Let’s just acknowledge one undeniable fact: the makers of Rishtay are gutsy; they chose to take the unconventional route of releasing the film in cinemas without a PR campaign.
With no hubbub prior to the film’s sudden release, one is caught totally off-guard. You can’t handle surprises like that — not that the film is a surprise, mind you.
A three-generation spanning tale of heedless, self-centred children and later, their badly behaving offspring, the film is not a knock-off of Kabhi Khushi Kabhi Ghum, whose poster it takes inspiration from (inspiration means ripping off, by the way).
Malik Sahab (Shahid Hameed) is a high-ranking police officer who gets a plea from a sad old man at the very start of the film. The man has been kicked out of his house by his ungrateful son who has craftily shifted the ownership to his name. The man has nowhere to go, he cries to Malik.

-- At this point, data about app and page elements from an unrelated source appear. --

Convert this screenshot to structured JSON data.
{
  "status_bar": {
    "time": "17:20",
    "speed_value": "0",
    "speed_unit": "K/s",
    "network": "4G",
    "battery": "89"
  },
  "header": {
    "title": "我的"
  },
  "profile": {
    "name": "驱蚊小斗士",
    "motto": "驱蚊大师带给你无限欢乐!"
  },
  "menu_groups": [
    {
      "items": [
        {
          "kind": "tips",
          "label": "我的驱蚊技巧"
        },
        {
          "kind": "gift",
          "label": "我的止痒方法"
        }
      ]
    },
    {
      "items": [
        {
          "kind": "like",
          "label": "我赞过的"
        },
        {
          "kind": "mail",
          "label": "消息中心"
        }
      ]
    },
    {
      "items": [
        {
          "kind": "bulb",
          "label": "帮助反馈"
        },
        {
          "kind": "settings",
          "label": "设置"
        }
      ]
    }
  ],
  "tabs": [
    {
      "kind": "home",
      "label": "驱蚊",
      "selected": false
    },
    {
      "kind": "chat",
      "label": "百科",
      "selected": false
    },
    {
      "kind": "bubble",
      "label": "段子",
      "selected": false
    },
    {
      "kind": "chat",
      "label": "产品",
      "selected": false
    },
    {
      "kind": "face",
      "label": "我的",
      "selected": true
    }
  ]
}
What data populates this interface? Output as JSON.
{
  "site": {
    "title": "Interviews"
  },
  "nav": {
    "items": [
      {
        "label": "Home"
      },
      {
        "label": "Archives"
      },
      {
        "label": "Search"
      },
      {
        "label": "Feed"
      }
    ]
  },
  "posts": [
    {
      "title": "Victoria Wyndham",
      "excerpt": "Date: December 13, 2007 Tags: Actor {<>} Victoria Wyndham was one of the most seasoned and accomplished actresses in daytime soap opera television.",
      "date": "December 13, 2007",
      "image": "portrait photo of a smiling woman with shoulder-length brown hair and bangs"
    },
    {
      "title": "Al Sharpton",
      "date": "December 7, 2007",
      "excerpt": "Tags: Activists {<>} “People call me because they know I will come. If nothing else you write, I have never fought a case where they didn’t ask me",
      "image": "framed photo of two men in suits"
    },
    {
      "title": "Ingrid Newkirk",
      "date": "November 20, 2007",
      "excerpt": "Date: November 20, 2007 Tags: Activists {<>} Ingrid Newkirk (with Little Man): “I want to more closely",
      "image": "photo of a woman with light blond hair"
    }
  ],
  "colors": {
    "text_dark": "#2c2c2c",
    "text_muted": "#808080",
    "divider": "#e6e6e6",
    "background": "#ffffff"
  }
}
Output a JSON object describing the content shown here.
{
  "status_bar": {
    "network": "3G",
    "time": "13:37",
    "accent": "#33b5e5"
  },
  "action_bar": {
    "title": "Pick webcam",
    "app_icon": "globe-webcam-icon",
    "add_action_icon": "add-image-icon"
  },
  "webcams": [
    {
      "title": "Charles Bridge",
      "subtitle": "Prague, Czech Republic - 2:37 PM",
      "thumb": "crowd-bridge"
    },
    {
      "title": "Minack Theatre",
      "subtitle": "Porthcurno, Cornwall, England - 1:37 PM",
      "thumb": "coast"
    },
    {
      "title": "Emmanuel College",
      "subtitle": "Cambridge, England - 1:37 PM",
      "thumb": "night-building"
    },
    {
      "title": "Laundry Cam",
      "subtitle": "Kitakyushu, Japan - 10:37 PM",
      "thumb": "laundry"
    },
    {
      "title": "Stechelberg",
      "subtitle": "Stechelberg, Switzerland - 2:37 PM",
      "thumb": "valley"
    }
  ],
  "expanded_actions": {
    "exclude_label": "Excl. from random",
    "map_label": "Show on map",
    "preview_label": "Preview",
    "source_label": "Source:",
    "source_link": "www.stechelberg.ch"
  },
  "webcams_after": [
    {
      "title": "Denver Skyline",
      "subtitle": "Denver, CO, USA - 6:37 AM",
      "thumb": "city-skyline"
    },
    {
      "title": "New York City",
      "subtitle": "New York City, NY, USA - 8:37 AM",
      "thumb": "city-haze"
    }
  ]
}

This unfortunate story hits the staunch-but-kindhearted Malik with the impact of a derailed train; he fears that his own story might not be that different.
Malik knows he is a failure when it comes to teaching his unruly son Hamza the way of living a selfless, noble way of life.
One day Hamza — who has a proclivity of revealing terrible “surprises” to his mom and dad — announces his plans to go abroad to study for seven years. Despite gruff opposition from dad, Hamza flies to the US so that he can make a new life for himself that doesn’t involve either parent. Ten years later, Hamza, now a doctor, returns with another “surprise”: he brings his ultra-modern and very much insufferable wife and two kids along as well.
After a spat with his daughter-in-law, Malik puts his plan to action to unify the family: he forces Hamza to stay in Pakistan, while claiming the right to raise one grandchild as his own.
The two brothers, when they grow up, are poles apart: the younger one, Moosa, raised by Hamza, is a wild child who wins races, parties hard, dances in the rain with his girlfriend, gulps alcohol and sniffs cocaine. The older one, Hamdaan is the golden child; he reads the Quran, refrains from bad behaviour and talks sense. Eventually (after a fight and a gun wound), the family comes together to take a family portrait.
Rishtay, being a film about families, has nothing objectionable as far as its story goes. The disapprovals begin with every other creative and technical aspect, from below-average lighting, uninspiring camera moves, nonexistent production design, a measly four-track background score, amateur performances, uneven screenplay and shoddy direction.
You’ve seen better telefilms.
Starring Shahid Hameed, Saima Saleem, Nawaz Khan, Abdullah Khan, Jamal Yousaf, Areej Chaudhary, and Ghania Shaukat, Rishtay is written by Fatima Khan and directed by Malik M. Nawaz Khan
Published in Dawn, ICON, May 22nd, 2022